Wikipedia defines Hyperreality as
…the inability of consciousness to distinguish reality from fantasy, especially in technologically advanced postmodern cultures. Hyperreality is a means to characterise the way consciousness defines what is actually “real” in a world where a multitude of media can radically shape and filter the original event or experience being depicted. Some famous theorists of hyperreality include Jean Baudrillard, Albert Borgmann, Daniel Boorstin, and Umberto Eco.
Most aspects of hyperreality can be thought of as “reality by proxy.” For example, a viewer watching pornography begins to live in the non-existent world of the pornography, and even though pornography is not an accurate depiction of sex, for the viewer, the reality of “sex” becomes something non-existent. Some examples are simpler: the McDonald’s “M” arches create a world with the promise of endless amounts of identical food, when in “reality” the “M” represents nothing, and the food produced is neither identical nor infinite.
Baudrillard in particular suggests that the world we live in has been replaced by a copy world, where we seek simulated stimuli and nothing more. Baudrillard borrows, from Jorge Luis Borges (who already borrowed from Lewis Carroll), the example of a society whose cartographers create a map so detailed that it covers the very things it was designed to represent. When the empire declines, the map fades into the landscape and there is neither the representation nor the real remaining – just the hyperreal.
What was of chief interest to me is the notion that we live in a world where various forms of media and/or stimuli can have such a radical effect on us that what is actually real ceases to exist for us and is replaced by something else, the hyperreal.
To what degree have we, as a society, become so fixated on fantasy that we become blind to anything real around us? The examples given about pornography and fast food seem excellent in my mind, because they give us hyperrealistic fantasies about sex and food respectively. Movies and television also stimulate us into imagining very bizarre things about romantic love, relationships, and real world situations. The real world doesn’t have conflict that is resolved within thirty minutes or two hours, in fact more often than not real world problems simply don’t get resolved in nice, tidy packages–if they get resolved at all.
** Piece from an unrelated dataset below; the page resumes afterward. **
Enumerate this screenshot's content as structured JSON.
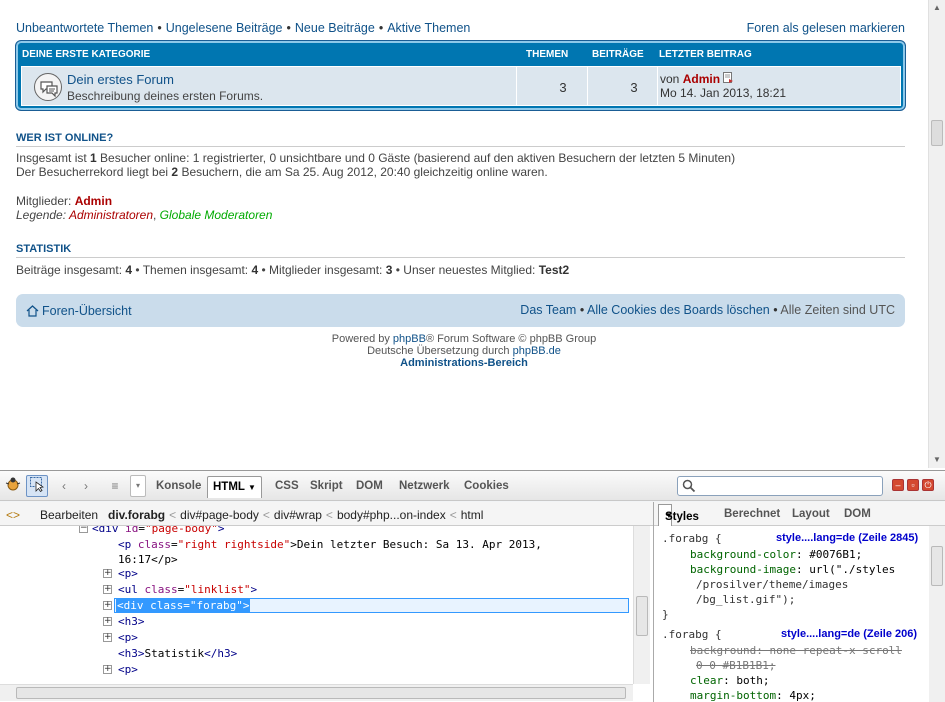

In the real world a stressful day at work really does amount to stress, and while it’s enjoyable to watch an episode of NBC’s The Office, things like that don’t really happen. Not that enjoying fantasy is wrong, the telling of story through various mediums has been a facet of the human psyche since before the dawn of history; but what is quite harmful is when we would rather indulge in the fantastic–they hyperreal–than engage in the real. We allow magazines to tell us what beauty looks like, even though women in those magazines are touched up digitally–thus adding another layer to the level of hyperreality already existing in the medium. To what extent has this level of hyperreality communicated to us in all sorts of stimulating forms come to actually distort our capacity to engage in the real around us? How many of us actually live day-to-day imagining ourselves in a world that is actually quite different than the real one? When we ignore the plight of human suffering around us, tuning rather instead to our Disneyland world of fantasy, aren’t we really imagining that our hyperreal world is the real one, and that the real world is the one of fantasy? The pain that people feel becomes the un-real to us, it becomes what we imagine to be the fantastic–a terrible fantastic to be sure, something we think we can change by simply changing the channel–while the fantasy which we have become overly engaged in has become our real: that kind of world which we would rather live in than the real world.
I freely admit that I describe myself here. That is a statement about myself. But to what degree is this actually quite true about our culture at large? Is it only marginally true? Very true? Not true at all? Hardly true?
And what should a Christian response to this aspect of our culture be? How can we rid ourselves of our hyperrealities and become fully engaging with what is actually real, and then engage in it in such a way as to become conversant with everyone around us?